» YOUR GOAL: Copy each line containing the word "JSON" from the records that follow, please.

» EXTRACTED INFORMATION:
........

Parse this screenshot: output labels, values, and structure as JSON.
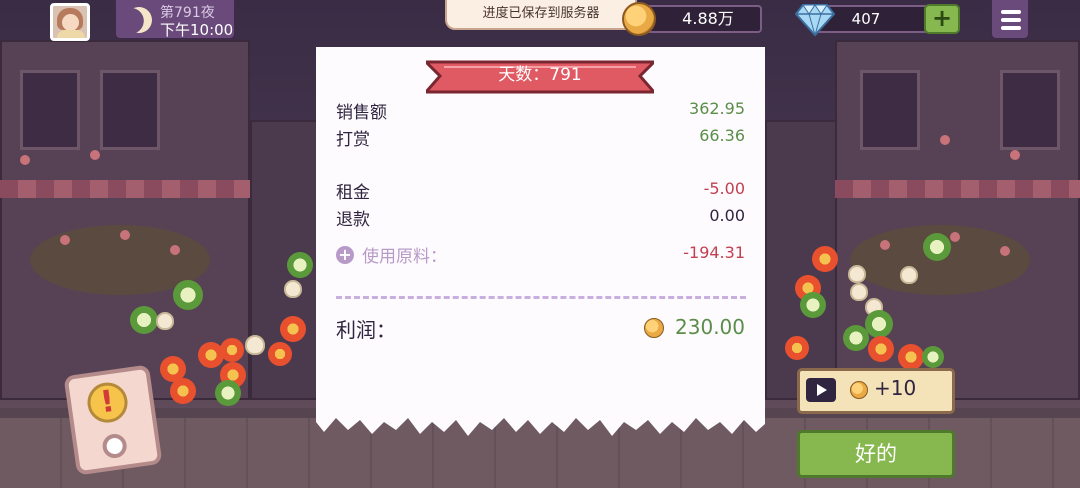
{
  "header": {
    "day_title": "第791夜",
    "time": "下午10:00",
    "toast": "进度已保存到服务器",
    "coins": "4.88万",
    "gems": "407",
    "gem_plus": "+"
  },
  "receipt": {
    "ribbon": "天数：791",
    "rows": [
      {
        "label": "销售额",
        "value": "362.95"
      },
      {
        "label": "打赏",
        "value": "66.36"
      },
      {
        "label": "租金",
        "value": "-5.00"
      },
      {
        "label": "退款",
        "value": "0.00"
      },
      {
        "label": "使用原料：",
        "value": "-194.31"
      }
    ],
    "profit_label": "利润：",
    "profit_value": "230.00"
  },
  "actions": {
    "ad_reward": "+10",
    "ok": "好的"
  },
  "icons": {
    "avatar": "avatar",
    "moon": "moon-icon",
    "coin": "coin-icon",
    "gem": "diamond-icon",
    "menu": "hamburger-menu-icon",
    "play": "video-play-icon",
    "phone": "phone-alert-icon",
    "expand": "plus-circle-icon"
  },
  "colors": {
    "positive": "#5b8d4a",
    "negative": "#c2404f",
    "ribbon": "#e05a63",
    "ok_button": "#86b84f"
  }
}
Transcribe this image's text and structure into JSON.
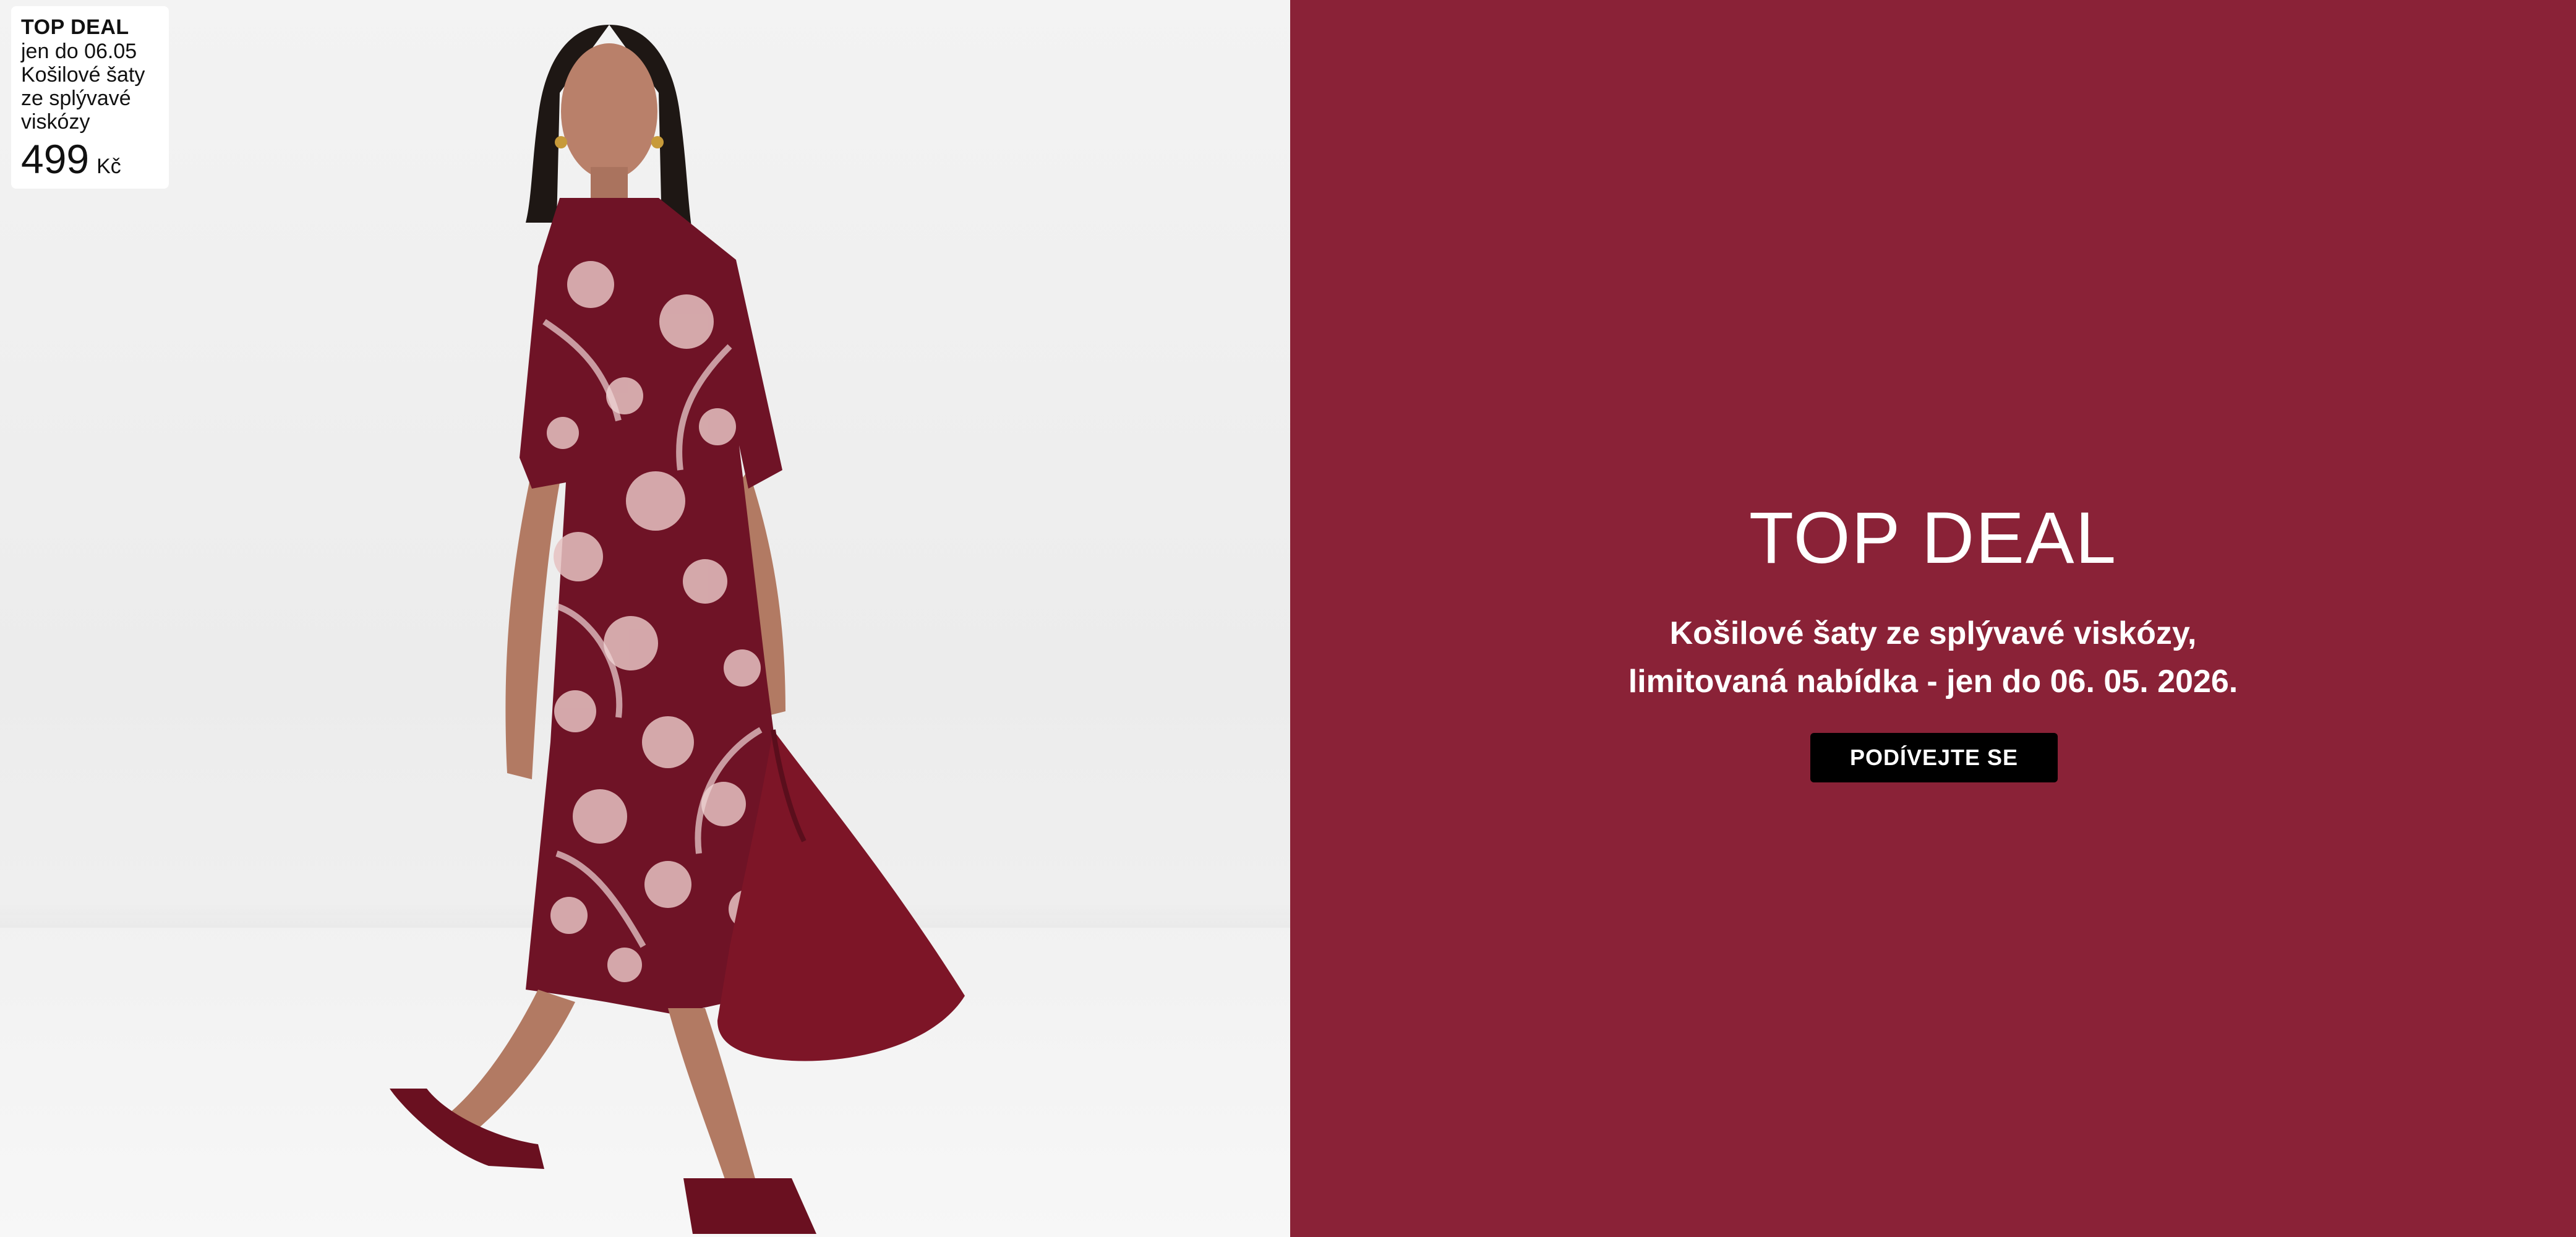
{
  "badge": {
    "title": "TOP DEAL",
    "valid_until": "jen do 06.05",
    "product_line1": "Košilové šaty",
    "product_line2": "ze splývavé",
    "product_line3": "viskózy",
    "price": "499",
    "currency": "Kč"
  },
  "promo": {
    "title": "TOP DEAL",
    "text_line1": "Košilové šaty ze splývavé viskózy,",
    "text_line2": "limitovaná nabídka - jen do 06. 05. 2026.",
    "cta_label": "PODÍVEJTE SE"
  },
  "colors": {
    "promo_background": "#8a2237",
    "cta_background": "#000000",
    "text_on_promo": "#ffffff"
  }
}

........

» WRITTEN SOLUTION:
Parse this screenshot: output labels, values, and structure as JSON.
Transcribe this image's text and structure into JSON.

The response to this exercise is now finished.